The outcome of the current Senate inquiry could spell further changes in the industry as safety awareness, training, registration and tracking of drones are considered.
As a leading aviation insurer, we’re in a unique position to understand risks, lead discussions and promote a mitigation culture.
We have a unique opportunity to help brokers, businesses and the community strike a balance between nurturing a maturing market and protecting the public, airspaces and property. Continued awareness and education is key and in the best interests of insurers, business partners, clients and regulators.
The advice in this report has been prepared without taking into account your objectives, financial situation or needs. You must decide whether or not it is appropriate, in light of your own circumstances, to act on this advice.

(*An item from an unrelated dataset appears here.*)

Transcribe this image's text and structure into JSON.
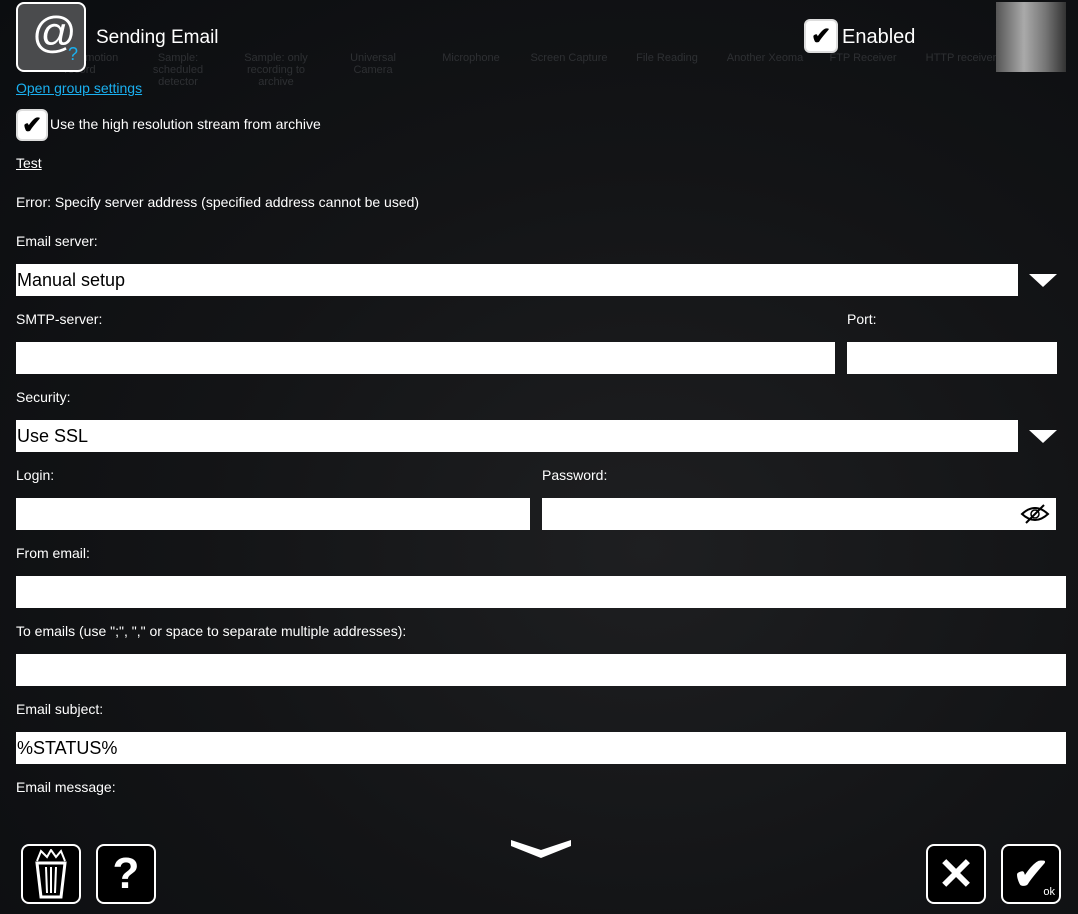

You should ensure you obtain and consider the Product Disclosure Statement for the policy before you make any decision to acquire it.
1“Clarity from above. PwC global report on the commercial applications of drone technology”, published in 2016, PwC
2“Drones Reporting for Work”, published in 2016, Goldman Sachs
3“A safety analysis of remotely piloted aircraft systems 2012-2016”, published in 2017, The Australian Transport Safety Bureau
5AAUS letter to The Hon Darren Chester MP, Minister for Infrastructure and Transport
6An authorisation granted by CASA under Section 27 of the Civil Aviation Act and required to conduct commercial aerial work including surveying, agriculture and surveillance.
8Civil Aviation Act 1988, Section 101.372
9Civil Aviation Act 1988, Section 101.371
11“A safety analysis of remotely piloted aircraft systems 2012-2016”, published in 2017, The Australian Transport Safety Bureau
12“A safety analysis of remotely piloted aircraft systems 2012-2016”, published in 2017, The Australian Transport Safety Bureau
13An authorisation granted by CASA under Section 27 of the Civil Aviation Act and required to conduct commercial aerial work including surveying, agriculture and surveillance
14If you fly a drone (remotely piloted aircraft) RPA under 2kg but for commercial reasons, you can fly your drone in what is called the 'excluded' category. This means you'll need to notify CASA before you fly and operate within the standard operating conditions
15AAUS letter to The Hon Darren Chester MP, Minister for Infrastructure and Transport, 25 November 2017